==== AVAILABLE RECORDS ====

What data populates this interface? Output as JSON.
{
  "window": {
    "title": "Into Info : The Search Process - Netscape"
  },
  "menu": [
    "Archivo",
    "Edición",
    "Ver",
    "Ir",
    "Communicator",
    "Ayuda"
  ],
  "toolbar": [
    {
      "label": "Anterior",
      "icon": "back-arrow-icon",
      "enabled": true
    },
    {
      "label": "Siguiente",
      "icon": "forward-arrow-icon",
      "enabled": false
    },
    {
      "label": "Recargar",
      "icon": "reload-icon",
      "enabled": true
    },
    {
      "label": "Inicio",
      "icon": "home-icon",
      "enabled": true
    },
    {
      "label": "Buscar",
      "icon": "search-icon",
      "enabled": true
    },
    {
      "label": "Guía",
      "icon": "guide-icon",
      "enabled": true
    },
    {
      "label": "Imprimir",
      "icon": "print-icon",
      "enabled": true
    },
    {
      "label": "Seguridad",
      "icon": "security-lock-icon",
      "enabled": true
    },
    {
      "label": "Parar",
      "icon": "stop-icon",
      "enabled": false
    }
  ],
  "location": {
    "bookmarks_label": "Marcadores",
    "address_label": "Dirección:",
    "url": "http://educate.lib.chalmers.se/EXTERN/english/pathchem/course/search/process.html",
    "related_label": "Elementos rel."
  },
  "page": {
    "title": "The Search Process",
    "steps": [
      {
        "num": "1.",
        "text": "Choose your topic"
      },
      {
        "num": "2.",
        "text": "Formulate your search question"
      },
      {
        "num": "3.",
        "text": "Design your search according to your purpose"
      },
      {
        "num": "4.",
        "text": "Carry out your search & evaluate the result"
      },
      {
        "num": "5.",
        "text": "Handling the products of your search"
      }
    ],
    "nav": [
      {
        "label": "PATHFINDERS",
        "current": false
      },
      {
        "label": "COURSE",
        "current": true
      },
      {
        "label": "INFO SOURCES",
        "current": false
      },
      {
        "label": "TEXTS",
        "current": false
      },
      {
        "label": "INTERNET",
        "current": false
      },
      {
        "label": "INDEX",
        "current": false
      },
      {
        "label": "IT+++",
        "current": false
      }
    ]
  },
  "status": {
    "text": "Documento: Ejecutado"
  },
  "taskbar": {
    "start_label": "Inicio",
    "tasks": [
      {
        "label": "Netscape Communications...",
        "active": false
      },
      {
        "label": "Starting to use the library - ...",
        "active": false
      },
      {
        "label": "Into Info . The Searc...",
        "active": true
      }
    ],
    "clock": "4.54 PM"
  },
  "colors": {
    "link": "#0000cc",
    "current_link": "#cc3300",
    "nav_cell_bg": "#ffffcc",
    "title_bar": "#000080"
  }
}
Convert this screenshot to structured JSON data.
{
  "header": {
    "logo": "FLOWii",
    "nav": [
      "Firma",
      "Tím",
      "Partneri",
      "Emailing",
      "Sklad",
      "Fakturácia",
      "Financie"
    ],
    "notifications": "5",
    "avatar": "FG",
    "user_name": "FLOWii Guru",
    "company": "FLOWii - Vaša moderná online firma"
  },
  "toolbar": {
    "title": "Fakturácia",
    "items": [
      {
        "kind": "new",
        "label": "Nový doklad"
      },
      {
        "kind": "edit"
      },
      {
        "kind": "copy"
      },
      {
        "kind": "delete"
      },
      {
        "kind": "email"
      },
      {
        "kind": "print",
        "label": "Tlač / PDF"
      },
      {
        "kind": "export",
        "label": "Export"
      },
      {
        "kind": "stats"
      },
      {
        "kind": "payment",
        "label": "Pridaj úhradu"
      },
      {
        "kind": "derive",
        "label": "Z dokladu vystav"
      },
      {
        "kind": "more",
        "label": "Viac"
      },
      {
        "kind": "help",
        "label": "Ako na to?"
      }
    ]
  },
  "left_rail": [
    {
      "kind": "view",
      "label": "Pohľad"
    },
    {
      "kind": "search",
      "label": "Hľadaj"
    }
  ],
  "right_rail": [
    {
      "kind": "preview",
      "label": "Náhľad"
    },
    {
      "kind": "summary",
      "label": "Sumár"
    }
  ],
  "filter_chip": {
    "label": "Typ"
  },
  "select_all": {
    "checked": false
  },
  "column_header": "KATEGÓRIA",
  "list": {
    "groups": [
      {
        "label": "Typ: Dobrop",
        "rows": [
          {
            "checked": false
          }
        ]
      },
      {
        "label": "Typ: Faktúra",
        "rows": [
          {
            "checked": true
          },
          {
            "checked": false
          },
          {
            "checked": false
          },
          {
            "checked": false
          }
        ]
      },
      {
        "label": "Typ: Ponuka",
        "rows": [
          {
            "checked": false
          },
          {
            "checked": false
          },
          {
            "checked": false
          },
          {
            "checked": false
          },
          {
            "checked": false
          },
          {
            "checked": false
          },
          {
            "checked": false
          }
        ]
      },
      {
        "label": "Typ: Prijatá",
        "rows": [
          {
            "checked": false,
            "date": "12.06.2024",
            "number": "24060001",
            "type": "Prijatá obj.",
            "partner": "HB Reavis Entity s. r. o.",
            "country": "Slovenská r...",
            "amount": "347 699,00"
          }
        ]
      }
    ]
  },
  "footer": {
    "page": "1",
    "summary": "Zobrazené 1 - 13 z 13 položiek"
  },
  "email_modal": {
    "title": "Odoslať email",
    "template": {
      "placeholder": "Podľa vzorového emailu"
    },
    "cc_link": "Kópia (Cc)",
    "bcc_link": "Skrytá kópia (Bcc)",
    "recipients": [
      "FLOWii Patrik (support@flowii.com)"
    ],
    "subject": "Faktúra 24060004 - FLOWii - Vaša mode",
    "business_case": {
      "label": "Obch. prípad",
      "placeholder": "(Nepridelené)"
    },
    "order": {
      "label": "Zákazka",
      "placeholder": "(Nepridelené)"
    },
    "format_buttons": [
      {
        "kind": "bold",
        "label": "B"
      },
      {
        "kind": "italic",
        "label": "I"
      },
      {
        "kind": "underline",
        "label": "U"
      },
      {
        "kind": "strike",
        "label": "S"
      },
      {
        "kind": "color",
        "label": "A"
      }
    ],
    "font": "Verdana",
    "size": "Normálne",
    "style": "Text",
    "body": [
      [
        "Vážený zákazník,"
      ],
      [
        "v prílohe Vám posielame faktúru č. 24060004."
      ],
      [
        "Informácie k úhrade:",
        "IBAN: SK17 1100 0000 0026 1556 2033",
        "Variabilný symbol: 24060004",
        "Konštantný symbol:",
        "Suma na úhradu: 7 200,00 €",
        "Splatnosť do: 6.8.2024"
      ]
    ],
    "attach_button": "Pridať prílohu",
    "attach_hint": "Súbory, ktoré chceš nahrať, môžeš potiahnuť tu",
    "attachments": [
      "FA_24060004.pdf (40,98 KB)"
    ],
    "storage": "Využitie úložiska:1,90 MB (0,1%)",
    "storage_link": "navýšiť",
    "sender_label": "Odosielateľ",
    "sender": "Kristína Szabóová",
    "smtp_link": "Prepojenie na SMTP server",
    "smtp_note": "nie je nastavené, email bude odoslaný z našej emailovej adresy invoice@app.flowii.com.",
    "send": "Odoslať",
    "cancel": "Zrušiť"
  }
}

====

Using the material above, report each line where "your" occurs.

**EXERCISE OUTPUT**
        "text": "Choose your topic"
        "text": "Formulate your search question"
        "text": "Design your search according to your purpose"
        "text": "Carry out your search & evaluate the result"
        "text": "Handling the products of your search"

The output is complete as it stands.